Their vehicles quickly gained a reputation for being one of the coolest and rugged SUVs in the market. The Jeep Wrangler is one such vehicle, introduced in 1986, and has now become a cash cow for the company.
There is no doubt that the Wrangler is perhaps a cool-looking SUV that has maintained its original heritage over time. However, Jeep has a troublesome reliability track record and it has worsened ever since the brand has been acquired by Fiat.
There are several problems reported by the users, and the third-generation Wrangler is considered the least dependable of all the generations. Consumers have reported several complaints regarding every part of the vehicle which is a big deal considering the SUV is supposed to be a rugged off-road vehicle.
One of the problems often reported by the users of Wrangler is the frequent sputtering on acceleration, combined with a strong stench of gasoline in the cabin.
Consequently, an engine check light comes on and if you plug in a good scanner you will see some error codes that are responsible for this malfunction.
Here we will guide you on what causes the sputtering in a Jeep Wrangler on acceleration and the possible solutions for this problem. Probable causes are mentioned by the order of the simplest cause to the most complex cause
Causes of Jeep Wrangler Sputtering on Acceleration:
Spark plugs & throttle body
Worn out spark plugs will provide less spark when you push the gas pedal and will cause the vehicle to sputter.
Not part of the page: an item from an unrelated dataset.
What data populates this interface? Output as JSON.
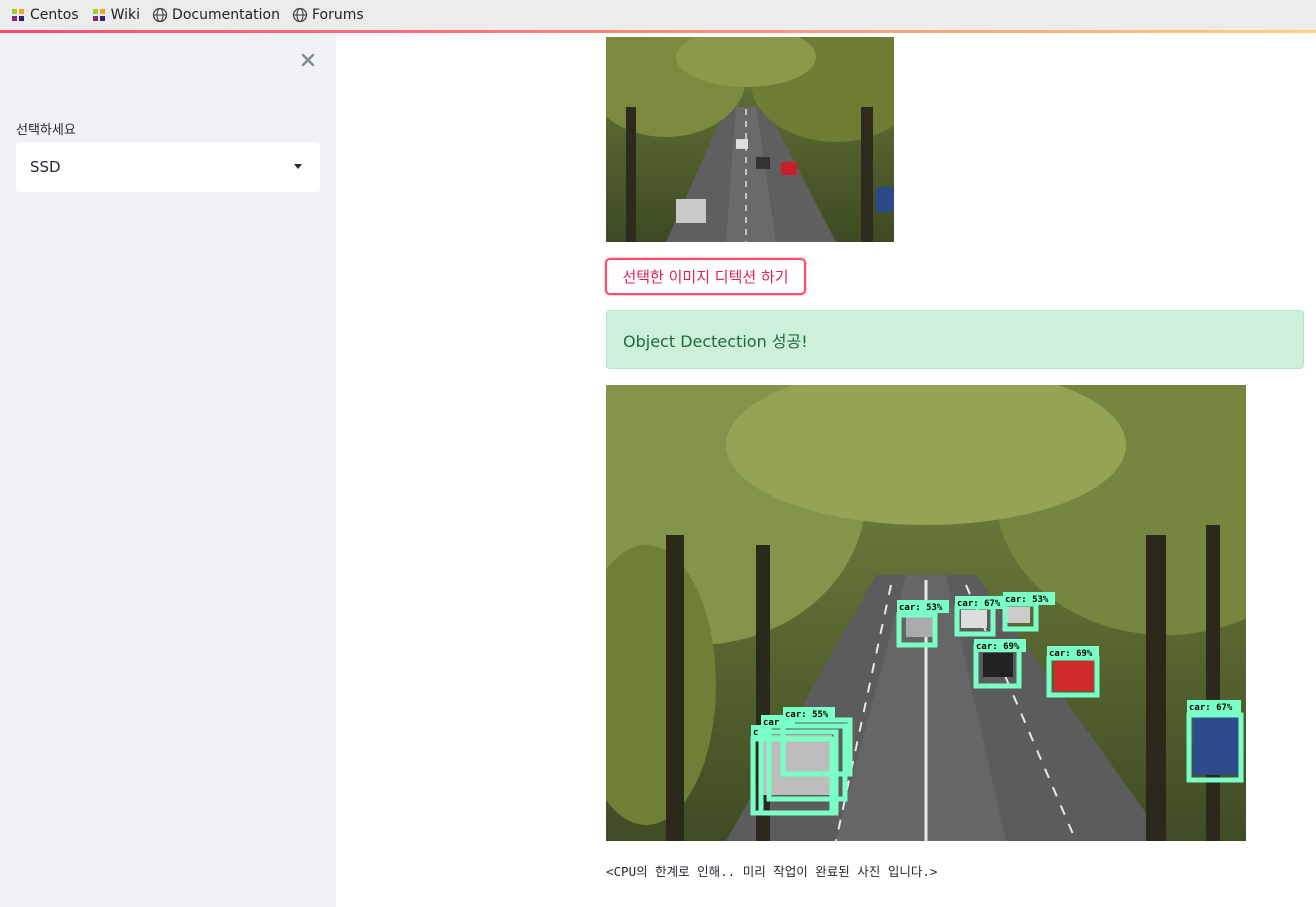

The likelihood of worn-out spark plugs increases if your Wrangler has high mileage or if you haven’t changed the spark plugs on time.
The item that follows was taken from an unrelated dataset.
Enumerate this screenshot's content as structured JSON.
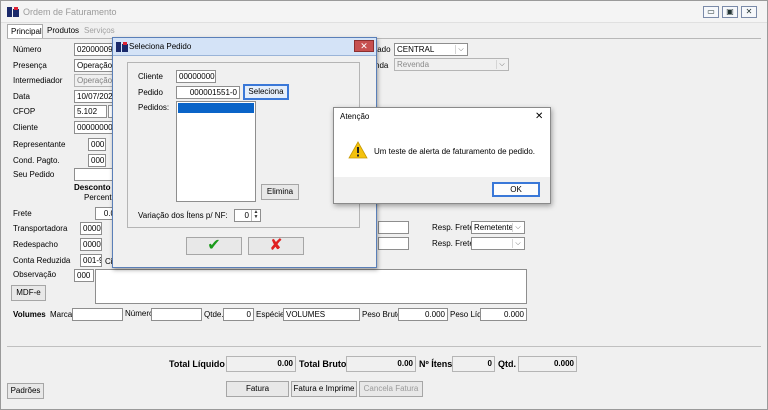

Pull out the spark plugs and see if the gap is abnormal, if it is then change them with OEM spark plugs. Another likely culprit for increased sputtering when the gas pedal is pushed is the throttle body.
With time, the throttle body gets clogged and blocks the smooth airflow to the engine. Therefore, cleaning the throttle body using a throttle body cleaner may cause the problem to cease.
Bad O2 Sensor
A bad upper O2 sensor is one of the main reasons why a Wrangler starts sputtering on acceleration. Like other engine parts, O2 sensors go bad over time.
An O2 sensor monitors and controls the air-fuel mixture ratio and nowadays an engine has two O2 sensors, one at the top and the other at the end of the catalytic converter.
In 99% of cases, it is the upper sensor that has gone bad. Therefore, if it is an old Wrangler that has clocked too many miles then you may have to change the upper O2 sensor.
Always replace it with an OEM sensor and you can easily do this job by yourself with the help of a wrench and a socket.
Bad TPS sensor
If the codes P0121 or P0123 pops up during a scan check, then a bad TPS sensor (throttle position sensor) is the probable cause.
The TPS sensor regulates and controls the flow of air to the throttle body. A bad sensor would instruct the throttle body to take less air which would ultimately result in increased sputtering on acceleration. If that is the case, then replace the TPS sensor.
Bad fuel injectors or a clogged fuel filter
A clogged fuel filter or a bad fuel injector are two of the main suspects when a vehicle starts sputtering. Plug in a good scan tool and it will display misfire codes ranging from P0300 to P0308, which will tell you whether it’s a bad fuel injector or not.
If that is not the case, replace the fuel filter if your Wrangler has high mileage and you haven’t changed the fuel filter even once.
Choked Catalytic converter
Catalytic converters (CAT) primarily convert unburned carbon monoxide to carbon dioxide and over time gets choked due to the contaminants present in gasoline.
Choked CAT is highly unlikely if your Wrangler has less than 100,000 miles. Be sure to look for other symptoms before going after a CAT as they are quite expensive.
Bad Coil rail
The coil rails on older Wranglers tend to go bad, this problem however is rare in the newer variants. A higher degree of sputtering with an increased throttle most likely means a bad coil rail.
A P0303 code indicating a misfire on multiple cylinders also points towards a bad coil rail. If you have checked all the other possible causes, then it is finally a case of bad coil rails.